ESCC tumors in people from Golestan Province show the highest rate of TP53 mutations ever reported in any cancer anywhere. The heterogeneous mutation pattern is highly suggestive of a causative role for multiple environmental carcinogens, including PAHs. The temperature and composition of tea may also influence mutagenesis.
doi:10.1371/journal.pone.0029488
PMCID: PMC3246475  PMID: 22216294
4.  Socio-economic status and oesophageal cancer: results from a population-based case–control study in a high-risk area 
Background Cancer registries in the 1970s showed that parts of Golestan Province in Iran had the highest rate of oesophageal squamous cell carcinoma (OSCC) in the world. More recent studies have shown that while rates are still high, they are approximately half of what they were before, which might be attributable to improved socio-economic status (SES) and living conditions in this area. We examined a wide range of SES indicators to investigate the association between different SES components and risk of OSCC in the region.
Methods Data were obtained from a population-based case–control study conducted between 2003 and 2007 with 300 histologically proven OSCC cases and 571 matched neighbourhood controls. We used conditional logistic regression to compare cases and controls for individual SES indicators, for a composite wealth score constructed using multiple correspondence analysis, and for factors obtained from factors analysis.
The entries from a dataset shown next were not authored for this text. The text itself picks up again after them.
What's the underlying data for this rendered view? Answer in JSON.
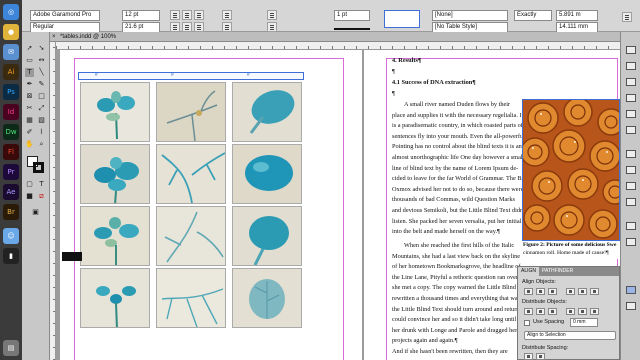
{
  "control_panel": {
    "font_family": "Adobe Garamond Pro",
    "font_style": "Regular",
    "font_size": "12 pt",
    "leading": "21.6 pt",
    "stroke_weight": "1 pt",
    "paragraph_style": "[None]",
    "table_style": "[No Table Style]",
    "fit_mode": "Exactly",
    "row_height": "5.891 m",
    "column_width": "14.111 mm"
  },
  "document_tab": {
    "title": "*tables.indd @ 100%"
  },
  "document": {
    "section_heading": "4.   Results¶",
    "pilcrow": "¶",
    "subsection_heading": "4.1   Success of DNA extraction¶",
    "body_lines": [
      "A small river named Duden flows by their",
      "place and supplies it with the necessary regelialia. It",
      "is a paradisematic country, in which roasted parts of",
      "sentences fly into your mouth. Even the all-powerful",
      "Pointing has no control about the blind texts it is an",
      "almost unorthographic life One day however a small",
      "line of blind text by the name of Lorem Ipsum de-",
      "cided to leave for the far World of Grammar. The Big",
      "Oxmox advised her not to do so, because there were",
      "thousands of bad Commas, wild Question Marks",
      "and devious Semikoli, but the Little Blind Text didn't",
      "listen. She packed her seven versalia, put her initial",
      "into the belt and made herself on the way.¶"
    ],
    "body_lines_2": [
      "When she reached the first hills of the Italic",
      "Mountains, she had a last view back on the skyline",
      "of her hometown Bookmarksgrove, the headline of",
      "the Line Lane, Pityful a rethoric question ran over her",
      "she met a copy. The copy warned the Little Blind Text",
      "rewritten a thousand times and everything that was",
      "the Little Blind Text should turn around and return to",
      "could convince her and so it didn't take long until a",
      "her drunk with Longe and Parole and dragged her",
      "projects again and again.¶",
      "And if she hasn't been rewritten, then they are"
    ],
    "figure_caption_line1": "Figure 2: Picture of some delicious Swe",
    "figure_caption_line2": "cinnamon roll. Home made of cause!¶",
    "table_marker": "#"
  },
  "align_panel": {
    "tabs": [
      "ALIGN",
      "PATHFINDER"
    ],
    "align_objects_label": "Align Objects:",
    "distribute_objects_label": "Distribute Objects:",
    "use_spacing_label": "Use Spacing",
    "spacing_value": "0 mm",
    "align_to_label": "Align to Selection",
    "distribute_spacing_label": "Distribute Spacing:"
  },
  "dock_apps": [
    "Ai",
    "Ps",
    "Id",
    "Dw",
    "Fl",
    "Pr",
    "Ae",
    "Br"
  ],
  "colors": {
    "accent_selection": "#3d6fd6",
    "guide_magenta": "#d96bd9",
    "stain_blue": "#2a9bb3"
  }
}
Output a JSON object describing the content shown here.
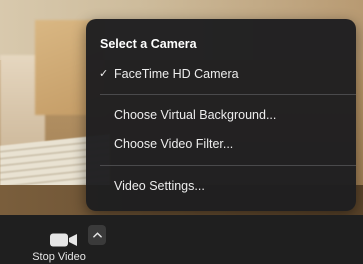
{
  "camera_menu": {
    "heading": "Select a Camera",
    "items": [
      {
        "label": "FaceTime HD Camera",
        "selected": true
      },
      {
        "label": "Choose Virtual Background..."
      },
      {
        "label": "Choose Video Filter..."
      },
      {
        "label": "Video Settings..."
      }
    ],
    "check_glyph": "✓"
  },
  "control_bar": {
    "stop_video_label": "Stop Video",
    "camera_icon": "video-camera-icon",
    "caret_icon": "chevron-up-icon"
  }
}
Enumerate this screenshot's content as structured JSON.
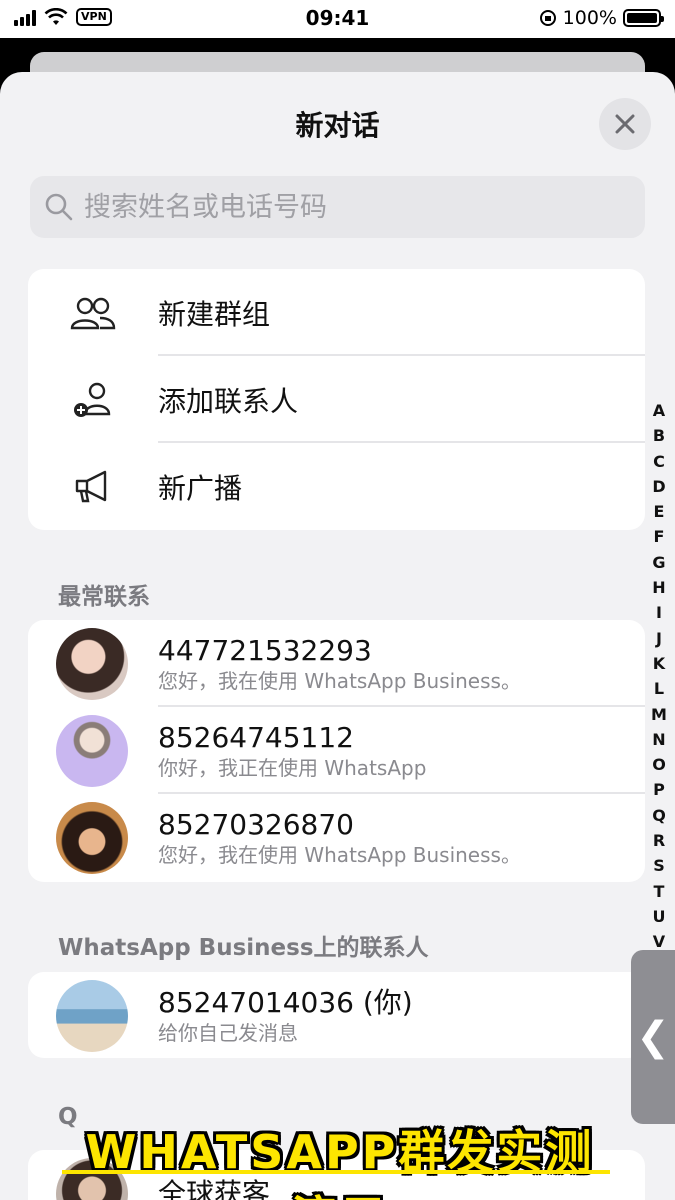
{
  "status_bar": {
    "time": "09:41",
    "vpn": "VPN",
    "battery_percent": "100%"
  },
  "sheet": {
    "title": "新对话",
    "close_icon": "close-icon"
  },
  "search": {
    "placeholder": "搜索姓名或电话号码",
    "icon": "search-icon"
  },
  "actions": [
    {
      "label": "新建群组",
      "icon": "group-icon"
    },
    {
      "label": "添加联系人",
      "icon": "add-contact-icon"
    },
    {
      "label": "新广播",
      "icon": "megaphone-icon"
    }
  ],
  "sections": {
    "frequent": "最常联系",
    "business_contacts": "WhatsApp Business上的联系人",
    "q_letter": "Q"
  },
  "frequent_contacts": [
    {
      "name": "447721532293",
      "status": "您好，我在使用 WhatsApp Business。"
    },
    {
      "name": "85264745112",
      "status": "你好，我正在使用 WhatsApp"
    },
    {
      "name": "85270326870",
      "status": "您好，我在使用 WhatsApp Business。"
    }
  ],
  "business_contacts": [
    {
      "name": "85247014036 (你)",
      "status": "给你自己发消息"
    }
  ],
  "q_contacts": [
    {
      "name": "全球获客"
    }
  ],
  "alphabet_index": [
    "A",
    "B",
    "C",
    "D",
    "E",
    "F",
    "G",
    "H",
    "I",
    "J",
    "K",
    "L",
    "M",
    "N",
    "O",
    "P",
    "Q",
    "R",
    "S",
    "T",
    "U",
    "V"
  ],
  "side_handle_glyph": "❮",
  "caption": "WHATSAPP群发实测演示"
}
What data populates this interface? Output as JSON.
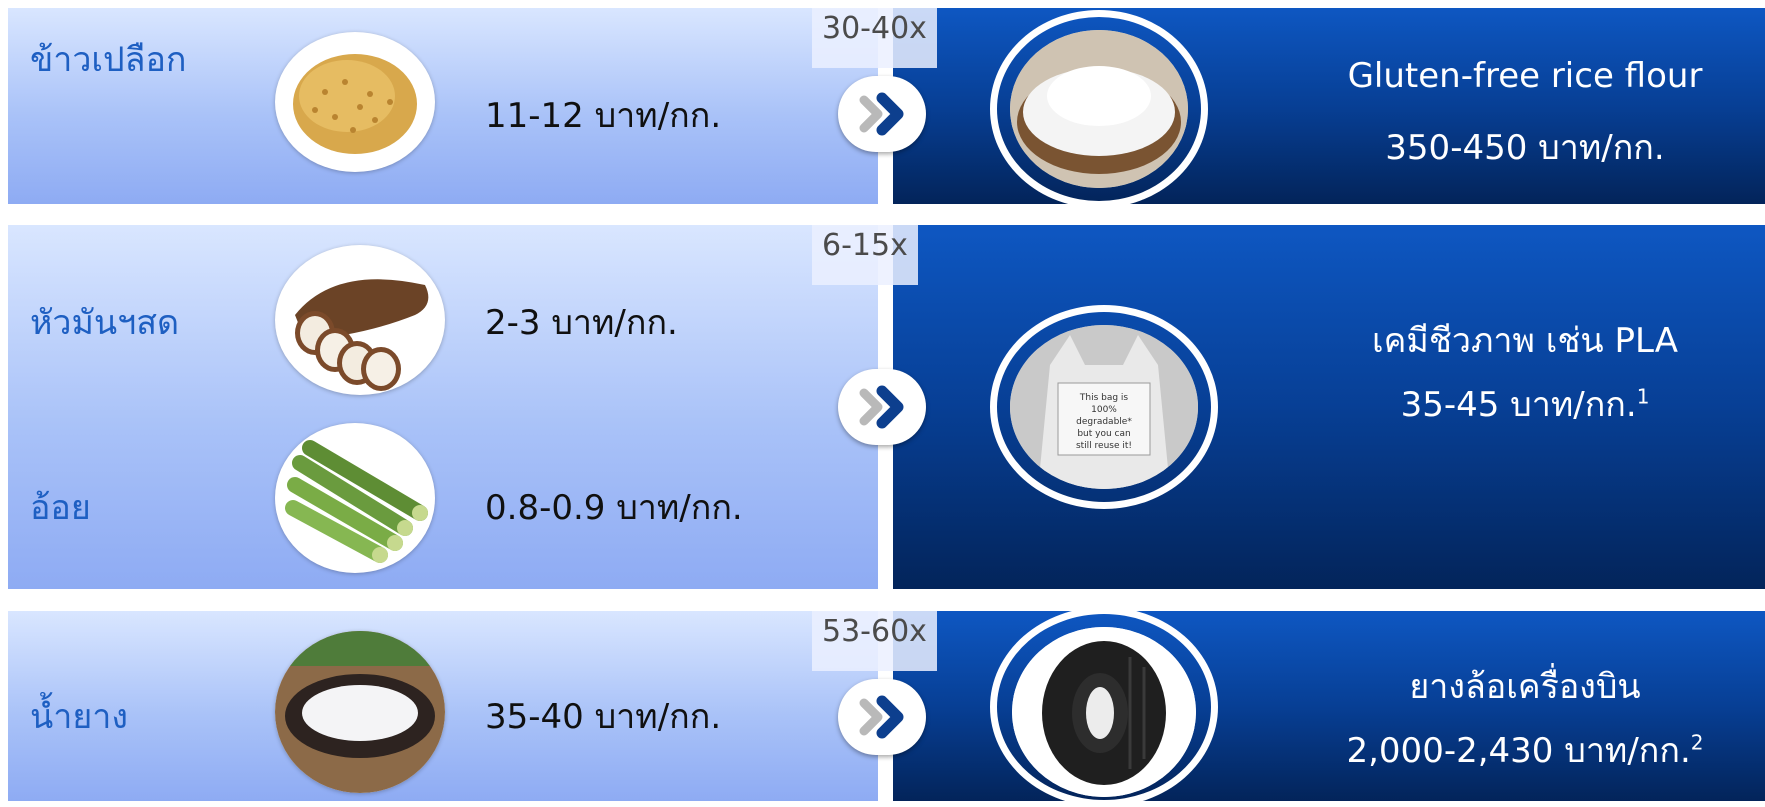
{
  "rows": [
    {
      "multiplier": "30-40x",
      "inputs": [
        {
          "label": "ข้าวเปลือก",
          "price": "11-12 บาท/กก."
        }
      ],
      "output": {
        "name": "Gluten-free rice flour",
        "price": "350-450 บาท/กก.",
        "note": ""
      }
    },
    {
      "multiplier": "6-15x",
      "inputs": [
        {
          "label": "หัวมันฯสด",
          "price": "2-3 บาท/กก."
        },
        {
          "label": "อ้อย",
          "price": "0.8-0.9 บาท/กก."
        }
      ],
      "output": {
        "name": "เคมีชีวภาพ เช่น PLA",
        "price": "35-45 บาท/กก.",
        "note": "1"
      }
    },
    {
      "multiplier": "53-60x",
      "inputs": [
        {
          "label": "น้ำยาง",
          "price": "35-40 บาท/กก."
        }
      ],
      "output": {
        "name": "ยางล้อเครื่องบิน",
        "price": "2,000-2,430 บาท/กก.",
        "note": "2"
      }
    }
  ],
  "bag_text": "This bag is 100% degradable* but you can still reuse it!",
  "icons": [
    "paddy-rice-photo",
    "cassava-photo",
    "sugarcane-photo",
    "latex-photo",
    "rice-flour-photo",
    "bioplastic-bag-photo",
    "aircraft-tire-photo",
    "double-chevron-icon"
  ],
  "colors": {
    "label": "#1e5fc2",
    "panel_dark": "#073f95",
    "panel_light": "#a9c2f8"
  }
}
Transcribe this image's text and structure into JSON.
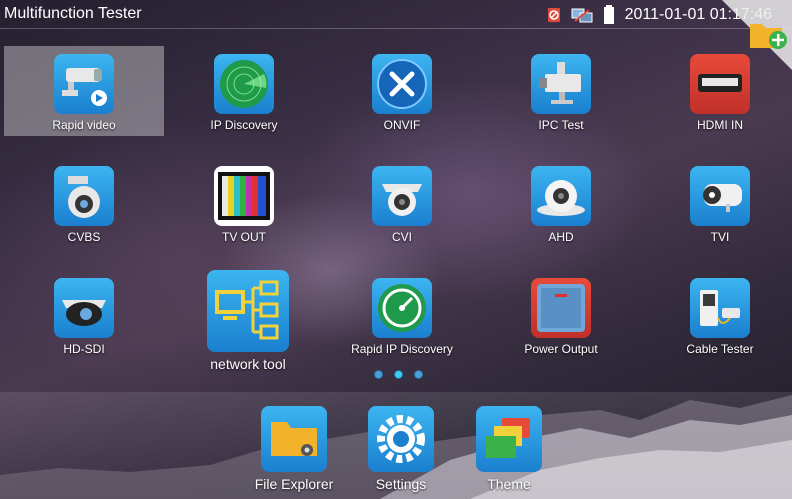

Results We found that various dimensions of SES, such as education, wealth and being married were all inversely related to OSCC. The strongest inverse association was found with education. Compared with no education, the adjusted odds ratios (95% confidence intervals) for primary education and high school or beyond were 0.52 (0.27–0.98) and 0.20 (0.06–0.65), respectively.
Conclusions The strong association of SES with OSCC after adjustment for known risk factors implies the presence of yet unidentified risk factors that are correlated with our SES measures; identification of these factors could be the target of future studies. Our results also emphasize the importance of using multiple SES measures in epidemiological studies.
doi:10.1093/ije/dyp195
PMCID: PMC2720396  PMID: 19416955
Oesophageal cancer; socio-economic status; case–control; epidemiology; Iran; factor analysis; correspondence analysis

Results 1-4 (4)